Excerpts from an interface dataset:
··········

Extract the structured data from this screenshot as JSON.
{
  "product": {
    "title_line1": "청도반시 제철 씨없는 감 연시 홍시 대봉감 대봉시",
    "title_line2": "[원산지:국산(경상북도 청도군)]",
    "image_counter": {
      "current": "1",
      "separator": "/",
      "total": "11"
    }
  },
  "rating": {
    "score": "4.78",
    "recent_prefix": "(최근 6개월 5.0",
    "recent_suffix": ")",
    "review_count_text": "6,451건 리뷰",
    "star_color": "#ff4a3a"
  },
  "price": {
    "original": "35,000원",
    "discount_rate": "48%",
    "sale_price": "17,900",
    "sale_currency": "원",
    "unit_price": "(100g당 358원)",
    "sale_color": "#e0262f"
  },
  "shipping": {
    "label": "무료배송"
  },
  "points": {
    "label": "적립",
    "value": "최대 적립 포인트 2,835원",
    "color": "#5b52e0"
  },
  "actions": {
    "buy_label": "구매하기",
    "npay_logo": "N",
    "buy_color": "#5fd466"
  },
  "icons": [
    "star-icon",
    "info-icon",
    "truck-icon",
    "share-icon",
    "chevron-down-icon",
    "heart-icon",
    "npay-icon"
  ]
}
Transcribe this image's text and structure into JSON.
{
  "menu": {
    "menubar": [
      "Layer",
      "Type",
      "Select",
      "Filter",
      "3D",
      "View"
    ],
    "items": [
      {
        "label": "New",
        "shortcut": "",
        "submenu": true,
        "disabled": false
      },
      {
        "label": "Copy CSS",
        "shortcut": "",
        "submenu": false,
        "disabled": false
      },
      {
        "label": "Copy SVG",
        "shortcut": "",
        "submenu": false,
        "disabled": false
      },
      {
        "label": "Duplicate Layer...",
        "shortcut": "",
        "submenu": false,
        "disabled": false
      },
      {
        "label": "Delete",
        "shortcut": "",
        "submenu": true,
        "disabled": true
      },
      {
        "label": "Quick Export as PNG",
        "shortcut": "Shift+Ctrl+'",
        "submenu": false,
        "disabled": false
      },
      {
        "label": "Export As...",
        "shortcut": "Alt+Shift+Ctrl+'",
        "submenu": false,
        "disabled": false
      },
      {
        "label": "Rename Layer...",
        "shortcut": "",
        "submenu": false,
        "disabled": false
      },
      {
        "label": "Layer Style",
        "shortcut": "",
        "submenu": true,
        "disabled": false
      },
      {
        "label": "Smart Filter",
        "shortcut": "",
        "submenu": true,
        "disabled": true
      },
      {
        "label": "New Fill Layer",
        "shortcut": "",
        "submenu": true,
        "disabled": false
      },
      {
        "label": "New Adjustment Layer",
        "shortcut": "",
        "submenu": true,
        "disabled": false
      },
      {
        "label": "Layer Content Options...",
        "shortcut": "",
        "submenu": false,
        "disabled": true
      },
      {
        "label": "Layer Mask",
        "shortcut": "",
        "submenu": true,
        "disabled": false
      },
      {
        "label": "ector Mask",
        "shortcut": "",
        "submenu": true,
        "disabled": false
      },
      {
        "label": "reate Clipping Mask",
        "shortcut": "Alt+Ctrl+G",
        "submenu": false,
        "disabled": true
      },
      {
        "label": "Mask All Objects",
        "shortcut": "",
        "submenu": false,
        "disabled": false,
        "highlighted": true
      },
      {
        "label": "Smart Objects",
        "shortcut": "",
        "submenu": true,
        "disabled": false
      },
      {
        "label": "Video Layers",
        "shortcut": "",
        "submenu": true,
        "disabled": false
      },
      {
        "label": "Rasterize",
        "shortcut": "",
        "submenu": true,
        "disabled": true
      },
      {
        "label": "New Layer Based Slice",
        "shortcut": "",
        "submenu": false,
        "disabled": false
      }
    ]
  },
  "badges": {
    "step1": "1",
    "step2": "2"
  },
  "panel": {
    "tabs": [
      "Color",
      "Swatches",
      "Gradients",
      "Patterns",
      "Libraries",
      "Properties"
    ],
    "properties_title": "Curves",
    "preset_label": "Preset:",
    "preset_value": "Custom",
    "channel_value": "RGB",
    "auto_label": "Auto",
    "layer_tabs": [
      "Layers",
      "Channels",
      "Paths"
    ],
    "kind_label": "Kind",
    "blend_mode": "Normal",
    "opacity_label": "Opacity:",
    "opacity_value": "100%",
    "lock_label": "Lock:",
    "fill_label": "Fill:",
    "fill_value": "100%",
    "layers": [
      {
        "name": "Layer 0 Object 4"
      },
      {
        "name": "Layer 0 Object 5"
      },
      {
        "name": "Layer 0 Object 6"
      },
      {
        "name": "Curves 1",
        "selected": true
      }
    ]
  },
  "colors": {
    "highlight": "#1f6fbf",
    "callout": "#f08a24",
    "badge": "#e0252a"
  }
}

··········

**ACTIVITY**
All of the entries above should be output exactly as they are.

**RESULT BELOW**
Extract the structured data from this screenshot as JSON.
{
  "product": {
    "title_line1": "청도반시 제철 씨없는 감 연시 홍시 대봉감 대봉시",
    "title_line2": "[원산지:국산(경상북도 청도군)]",
    "image_counter": {
      "current": "1",
      "separator": "/",
      "total": "11"
    }
  },
  "rating": {
    "score": "4.78",
    "recent_prefix": "(최근 6개월 5.0",
    "recent_suffix": ")",
    "review_count_text": "6,451건 리뷰",
    "star_color": "#ff4a3a"
  },
  "price": {
    "original": "35,000원",
    "discount_rate": "48%",
    "sale_price": "17,900",
    "sale_currency": "원",
    "unit_price": "(100g당 358원)",
    "sale_color": "#e0262f"
  },
  "shipping": {
    "label": "무료배송"
  },
  "points": {
    "label": "적립",
    "value": "최대 적립 포인트 2,835원",
    "color": "#5b52e0"
  },
  "actions": {
    "buy_label": "구매하기",
    "npay_logo": "N",
    "buy_color": "#5fd466"
  },
  "icons": [
    "star-icon",
    "info-icon",
    "truck-icon",
    "share-icon",
    "chevron-down-icon",
    "heart-icon",
    "npay-icon"
  ]
}
Transcribe this image's text and structure into JSON.
{
  "menu": {
    "menubar": [
      "Layer",
      "Type",
      "Select",
      "Filter",
      "3D",
      "View"
    ],
    "items": [
      {
        "label": "New",
        "shortcut": "",
        "submenu": true,
        "disabled": false
      },
      {
        "label": "Copy CSS",
        "shortcut": "",
        "submenu": false,
        "disabled": false
      },
      {
        "label": "Copy SVG",
        "shortcut": "",
        "submenu": false,
        "disabled": false
      },
      {
        "label": "Duplicate Layer...",
        "shortcut": "",
        "submenu": false,
        "disabled": false
      },
      {
        "label": "Delete",
        "shortcut": "",
        "submenu": true,
        "disabled": true
      },
      {
        "label": "Quick Export as PNG",
        "shortcut": "Shift+Ctrl+'",
        "submenu": false,
        "disabled": false
      },
      {
        "label": "Export As...",
        "shortcut": "Alt+Shift+Ctrl+'",
        "submenu": false,
        "disabled": false
      },
      {
        "label": "Rename Layer...",
        "shortcut": "",
        "submenu": false,
        "disabled": false
      },
      {
        "label": "Layer Style",
        "shortcut": "",
        "submenu": true,
        "disabled": false
      },
      {
        "label": "Smart Filter",
        "shortcut": "",
        "submenu": true,
        "disabled": true
      },
      {
        "label": "New Fill Layer",
        "shortcut": "",
        "submenu": true,
        "disabled": false
      },
      {
        "label": "New Adjustment Layer",
        "shortcut": "",
        "submenu": true,
        "disabled": false
      },
      {
        "label": "Layer Content Options...",
        "shortcut": "",
        "submenu": false,
        "disabled": true
      },
      {
        "label": "Layer Mask",
        "shortcut": "",
        "submenu": true,
        "disabled": false
      },
      {
        "label": "ector Mask",
        "shortcut": "",
        "submenu": true,
        "disabled": false
      },
      {
        "label": "reate Clipping Mask",
        "shortcut": "Alt+Ctrl+G",
        "submenu": false,
        "disabled": true
      },
      {
        "label": "Mask All Objects",
        "shortcut": "",
        "submenu": false,
        "disabled": false,
        "highlighted": true
      },
      {
        "label": "Smart Objects",
        "shortcut": "",
        "submenu": true,
        "disabled": false
      },
      {
        "label": "Video Layers",
        "shortcut": "",
        "submenu": true,
        "disabled": false
      },
      {
        "label": "Rasterize",
        "shortcut": "",
        "submenu": true,
        "disabled": true
      },
      {
        "label": "New Layer Based Slice",
        "shortcut": "",
        "submenu": false,
        "disabled": false
      }
    ]
  },
  "badges": {
    "step1": "1",
    "step2": "2"
  },
  "panel": {
    "tabs": [
      "Color",
      "Swatches",
      "Gradients",
      "Patterns",
      "Libraries",
      "Properties"
    ],
    "properties_title": "Curves",
    "preset_label": "Preset:",
    "preset_value": "Custom",
    "channel_value": "RGB",
    "auto_label": "Auto",
    "layer_tabs": [
      "Layers",
      "Channels",
      "Paths"
    ],
    "kind_label": "Kind",
    "blend_mode": "Normal",
    "opacity_label": "Opacity:",
    "opacity_value": "100%",
    "lock_label": "Lock:",
    "fill_label": "Fill:",
    "fill_value": "100%",
    "layers": [
      {
        "name": "Layer 0 Object 4"
      },
      {
        "name": "Layer 0 Object 5"
      },
      {
        "name": "Layer 0 Object 6"
      },
      {
        "name": "Curves 1",
        "selected": true
      }
    ]
  },
  "colors": {
    "highlight": "#1f6fbf",
    "callout": "#f08a24",
    "badge": "#e0252a"
  }
}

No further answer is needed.